**Work item**
What lines in the entries hold the string "ASOCIEREA"? List them.

[Recorded data Boundary: Start]

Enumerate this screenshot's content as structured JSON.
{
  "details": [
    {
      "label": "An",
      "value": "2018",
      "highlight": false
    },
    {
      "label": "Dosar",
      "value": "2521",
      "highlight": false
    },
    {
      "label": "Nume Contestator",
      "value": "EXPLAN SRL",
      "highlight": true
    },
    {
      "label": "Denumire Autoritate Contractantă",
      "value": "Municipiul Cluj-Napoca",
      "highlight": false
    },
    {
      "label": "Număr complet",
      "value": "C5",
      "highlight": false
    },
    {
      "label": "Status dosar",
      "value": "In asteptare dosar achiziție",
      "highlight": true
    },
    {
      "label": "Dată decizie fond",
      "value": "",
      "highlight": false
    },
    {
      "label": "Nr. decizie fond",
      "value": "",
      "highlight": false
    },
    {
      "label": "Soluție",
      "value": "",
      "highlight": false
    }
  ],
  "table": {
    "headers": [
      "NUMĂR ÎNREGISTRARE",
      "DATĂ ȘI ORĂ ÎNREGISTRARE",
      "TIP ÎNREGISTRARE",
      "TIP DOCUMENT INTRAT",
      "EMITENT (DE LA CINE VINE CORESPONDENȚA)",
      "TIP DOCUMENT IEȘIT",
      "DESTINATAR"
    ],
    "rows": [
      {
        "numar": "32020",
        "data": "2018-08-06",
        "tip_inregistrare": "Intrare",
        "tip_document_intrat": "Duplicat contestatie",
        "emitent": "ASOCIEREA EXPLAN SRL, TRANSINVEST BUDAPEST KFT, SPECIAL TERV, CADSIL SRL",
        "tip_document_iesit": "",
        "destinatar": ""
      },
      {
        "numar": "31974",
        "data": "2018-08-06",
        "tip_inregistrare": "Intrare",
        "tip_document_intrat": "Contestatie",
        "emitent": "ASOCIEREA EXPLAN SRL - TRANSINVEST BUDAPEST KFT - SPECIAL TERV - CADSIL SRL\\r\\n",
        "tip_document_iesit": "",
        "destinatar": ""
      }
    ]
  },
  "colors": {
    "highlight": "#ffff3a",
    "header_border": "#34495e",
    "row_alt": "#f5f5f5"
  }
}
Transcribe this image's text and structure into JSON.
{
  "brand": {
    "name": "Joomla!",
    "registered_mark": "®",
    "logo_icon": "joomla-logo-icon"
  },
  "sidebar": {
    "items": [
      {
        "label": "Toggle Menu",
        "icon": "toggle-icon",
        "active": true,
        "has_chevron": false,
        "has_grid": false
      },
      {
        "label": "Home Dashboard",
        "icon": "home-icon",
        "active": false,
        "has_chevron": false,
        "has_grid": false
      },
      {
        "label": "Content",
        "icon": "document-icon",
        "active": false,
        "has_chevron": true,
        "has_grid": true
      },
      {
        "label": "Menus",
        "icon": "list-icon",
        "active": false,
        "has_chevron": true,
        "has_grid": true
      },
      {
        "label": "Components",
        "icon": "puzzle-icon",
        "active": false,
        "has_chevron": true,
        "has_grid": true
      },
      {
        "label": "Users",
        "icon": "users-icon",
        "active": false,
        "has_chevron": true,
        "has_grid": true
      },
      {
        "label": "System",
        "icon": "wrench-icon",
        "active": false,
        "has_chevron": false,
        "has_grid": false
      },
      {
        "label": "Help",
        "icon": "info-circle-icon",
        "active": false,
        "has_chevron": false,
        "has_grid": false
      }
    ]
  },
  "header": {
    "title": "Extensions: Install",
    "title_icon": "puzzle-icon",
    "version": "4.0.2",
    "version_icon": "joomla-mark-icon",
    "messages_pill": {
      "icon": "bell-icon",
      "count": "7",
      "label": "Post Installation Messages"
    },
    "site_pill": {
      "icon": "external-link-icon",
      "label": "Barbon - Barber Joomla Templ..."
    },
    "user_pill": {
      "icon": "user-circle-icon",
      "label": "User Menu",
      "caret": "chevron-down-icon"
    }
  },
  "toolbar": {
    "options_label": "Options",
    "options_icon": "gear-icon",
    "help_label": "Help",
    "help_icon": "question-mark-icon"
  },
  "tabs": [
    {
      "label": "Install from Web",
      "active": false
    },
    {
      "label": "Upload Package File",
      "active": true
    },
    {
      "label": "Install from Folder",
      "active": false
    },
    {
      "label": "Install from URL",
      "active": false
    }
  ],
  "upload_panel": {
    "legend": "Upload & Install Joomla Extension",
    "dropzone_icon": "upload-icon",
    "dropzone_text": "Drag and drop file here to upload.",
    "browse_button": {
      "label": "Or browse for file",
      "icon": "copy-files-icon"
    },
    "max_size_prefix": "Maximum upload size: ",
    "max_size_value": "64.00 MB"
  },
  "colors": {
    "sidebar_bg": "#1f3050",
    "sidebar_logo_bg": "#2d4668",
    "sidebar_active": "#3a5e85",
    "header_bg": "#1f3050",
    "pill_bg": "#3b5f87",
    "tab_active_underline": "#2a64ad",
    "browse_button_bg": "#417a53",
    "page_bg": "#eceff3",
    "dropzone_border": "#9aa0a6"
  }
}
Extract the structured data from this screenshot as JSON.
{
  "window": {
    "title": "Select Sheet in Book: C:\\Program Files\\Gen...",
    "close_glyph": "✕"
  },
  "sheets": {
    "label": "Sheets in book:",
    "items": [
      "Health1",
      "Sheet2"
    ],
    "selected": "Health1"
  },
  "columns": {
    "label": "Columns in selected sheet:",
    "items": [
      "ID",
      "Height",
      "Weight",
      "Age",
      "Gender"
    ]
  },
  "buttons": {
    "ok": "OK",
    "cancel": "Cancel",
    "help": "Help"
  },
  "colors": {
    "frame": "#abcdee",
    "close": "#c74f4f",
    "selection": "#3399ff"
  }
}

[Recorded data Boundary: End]
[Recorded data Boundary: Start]

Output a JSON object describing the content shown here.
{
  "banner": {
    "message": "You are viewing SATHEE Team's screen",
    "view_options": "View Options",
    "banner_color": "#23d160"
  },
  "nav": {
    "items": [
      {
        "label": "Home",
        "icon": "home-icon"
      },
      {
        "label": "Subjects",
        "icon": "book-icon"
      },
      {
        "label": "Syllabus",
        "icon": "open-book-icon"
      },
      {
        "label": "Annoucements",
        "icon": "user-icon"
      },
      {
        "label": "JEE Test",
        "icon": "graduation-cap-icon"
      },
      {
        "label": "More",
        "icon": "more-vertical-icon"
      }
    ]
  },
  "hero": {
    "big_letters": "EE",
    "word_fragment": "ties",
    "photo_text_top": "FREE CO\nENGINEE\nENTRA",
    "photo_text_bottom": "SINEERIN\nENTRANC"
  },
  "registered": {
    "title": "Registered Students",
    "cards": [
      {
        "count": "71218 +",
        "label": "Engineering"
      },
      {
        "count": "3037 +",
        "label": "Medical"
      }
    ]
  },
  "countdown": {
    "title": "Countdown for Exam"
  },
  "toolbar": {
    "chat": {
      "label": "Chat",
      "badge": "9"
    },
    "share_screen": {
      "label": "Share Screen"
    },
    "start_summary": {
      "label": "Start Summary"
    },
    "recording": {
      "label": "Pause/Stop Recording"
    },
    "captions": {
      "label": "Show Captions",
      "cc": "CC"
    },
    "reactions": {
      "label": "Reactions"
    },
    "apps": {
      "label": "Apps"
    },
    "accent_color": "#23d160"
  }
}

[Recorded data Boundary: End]
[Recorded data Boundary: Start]

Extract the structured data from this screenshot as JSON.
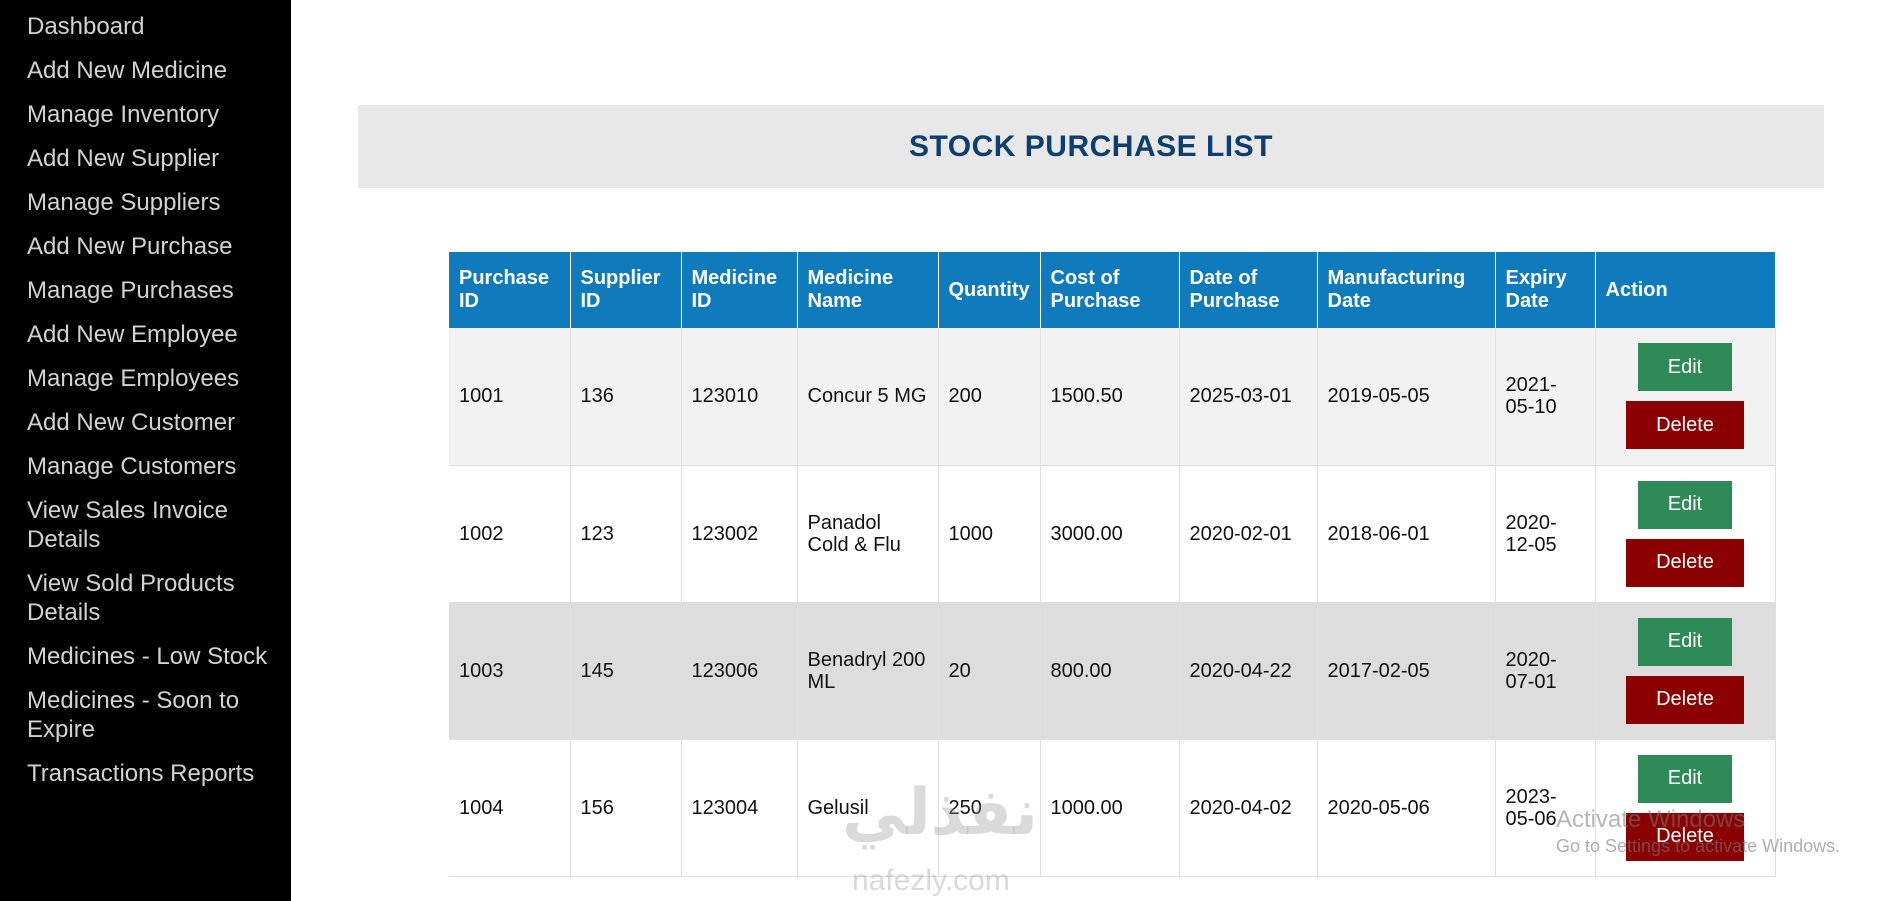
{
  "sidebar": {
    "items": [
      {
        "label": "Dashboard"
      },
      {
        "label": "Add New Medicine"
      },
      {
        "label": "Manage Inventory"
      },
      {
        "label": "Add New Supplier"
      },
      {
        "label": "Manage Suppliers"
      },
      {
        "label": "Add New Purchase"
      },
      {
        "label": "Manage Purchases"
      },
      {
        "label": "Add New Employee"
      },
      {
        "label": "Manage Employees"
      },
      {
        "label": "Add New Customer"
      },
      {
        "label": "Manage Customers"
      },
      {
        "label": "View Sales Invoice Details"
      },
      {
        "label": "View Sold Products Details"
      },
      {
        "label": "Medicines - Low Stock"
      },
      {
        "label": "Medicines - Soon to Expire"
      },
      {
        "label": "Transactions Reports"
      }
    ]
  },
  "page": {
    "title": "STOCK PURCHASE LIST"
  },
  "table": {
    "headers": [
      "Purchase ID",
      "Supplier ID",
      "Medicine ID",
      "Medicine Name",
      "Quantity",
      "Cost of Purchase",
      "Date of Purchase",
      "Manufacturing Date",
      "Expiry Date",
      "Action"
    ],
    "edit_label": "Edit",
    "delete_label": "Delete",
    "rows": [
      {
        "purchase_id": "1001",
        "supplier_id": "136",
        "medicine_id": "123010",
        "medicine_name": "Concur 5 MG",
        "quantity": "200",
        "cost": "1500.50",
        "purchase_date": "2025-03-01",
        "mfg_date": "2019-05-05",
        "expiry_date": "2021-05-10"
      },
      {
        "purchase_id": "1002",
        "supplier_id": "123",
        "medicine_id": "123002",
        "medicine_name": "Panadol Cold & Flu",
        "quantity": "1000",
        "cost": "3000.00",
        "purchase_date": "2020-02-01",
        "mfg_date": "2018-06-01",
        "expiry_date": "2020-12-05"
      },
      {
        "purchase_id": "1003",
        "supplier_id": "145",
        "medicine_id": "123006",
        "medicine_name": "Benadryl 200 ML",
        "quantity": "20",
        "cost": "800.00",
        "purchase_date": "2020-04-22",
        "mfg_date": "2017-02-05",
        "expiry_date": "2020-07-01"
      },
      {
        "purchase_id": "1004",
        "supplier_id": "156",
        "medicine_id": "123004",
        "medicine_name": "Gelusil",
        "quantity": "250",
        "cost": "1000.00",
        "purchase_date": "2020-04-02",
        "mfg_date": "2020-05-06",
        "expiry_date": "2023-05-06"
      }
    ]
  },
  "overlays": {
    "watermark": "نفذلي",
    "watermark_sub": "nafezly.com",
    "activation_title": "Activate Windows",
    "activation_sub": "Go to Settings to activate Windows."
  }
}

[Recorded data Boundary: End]

**Task response**
        "emitent": "ASOCIEREA EXPLAN SRL, TRANSINVEST BUDAPEST KFT, SPECIAL TERV, CADSIL SRL",
        "emitent": "ASOCIEREA EXPLAN SRL - TRANSINVEST BUDAPEST KFT - SPECIAL TERV - CADSIL SRL\\r\\n",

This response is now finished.